He knows that in Iraq, you must bow your head.

And it’s much more than humiliation, that’s the true point, unfortunately – because there is this sort of smugness, too: as the regime flattered you, somehow, because with such a system everybody has the chance to show off his own connections. His social status. I mean: my Iraqi is proud, he’s proving that with him, you can fix anything: he is a big name – rather than realizing that he’s just wasted two hours for a stamp that shouldn’t even exist.

Because then it turns out that the broblem, besides the Erbil stamp that blurred everything, and so every official has been writing the wrong entry date, so far, and now we must start it all again, we must copy everything again, and besides the broblem that I wear my hair down today, while on my passport I have a ponytail, and it’s not sure I’m the one in the photo, Why?, they ask me in dismay, as today I had green ears, it turns out that the true broblem is that I was given a journalist visa. And it comes to no one’s mind that an Italian with a tourist visa in Iraq, an Italian on holiday in Ramadi, would be a bit freakish.
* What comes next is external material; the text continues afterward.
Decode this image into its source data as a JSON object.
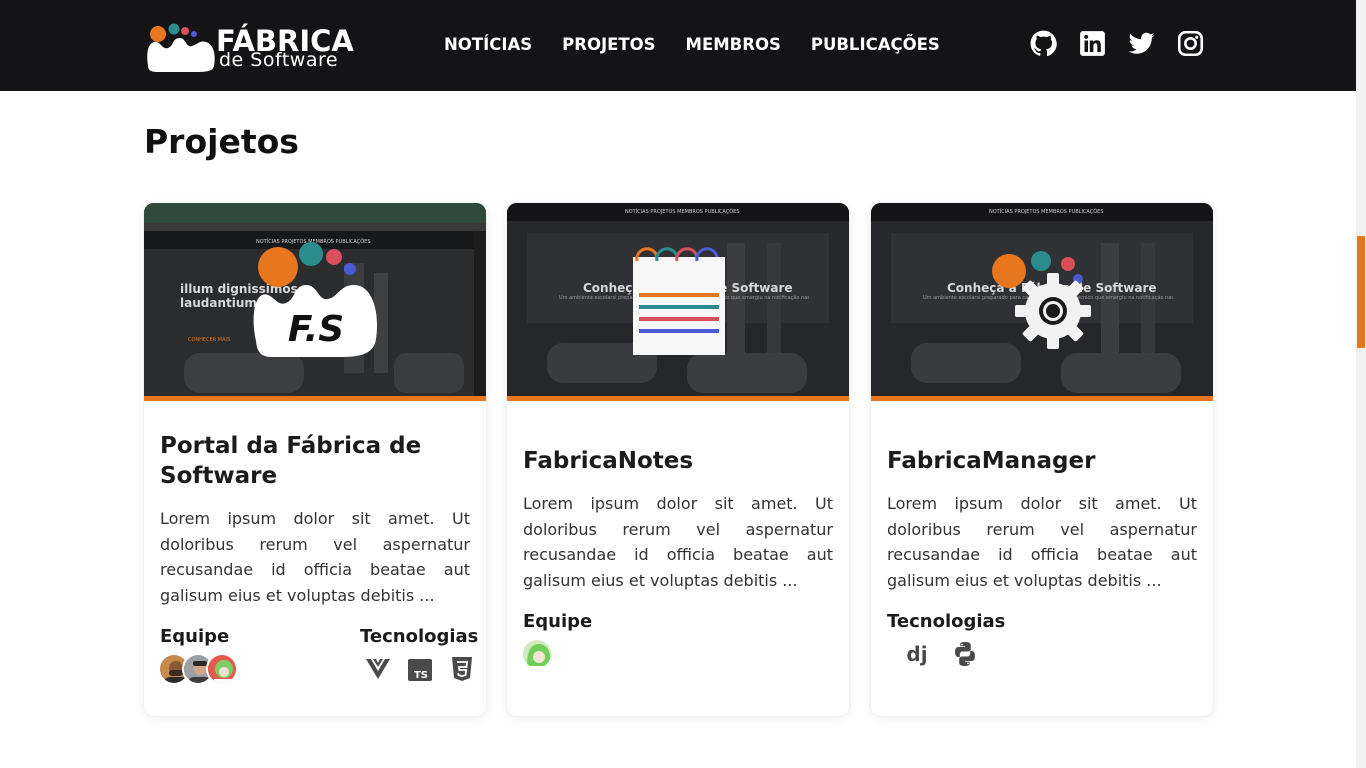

Simply, no one explains me anything anymore. Broblem, broblem, I am told. Journalist, in Iraq: very broblem.

Useless to say: in the end, the only way out is to pay under the table the stamp’s holder.

While behind me, there’s a guy who looks like Sharif Kouddous. And I think of him. I think of Robert Omar Hamilton, of Wael Abbas, of my Egyptian friends, Alaa Abdel Fattah, Asmaa Mahfouz: the activists it all started from. With their PhDs, their brightness, their creativity. Their courage. Because we can invent all the catchy phrases we like, in the West, we can keep on writing: Arab spring, Islamic winter – we can keep on lying: we can back all the al-Sisi, all the Assad, the Erdogan, all the Saudis of the world: this generation will never accept to be ruled in this way.

I have no doubts. No doubts at all.

The Arab spring, despite it all, will start again.

It will sweep it all away.

‘Broblem’ – A photo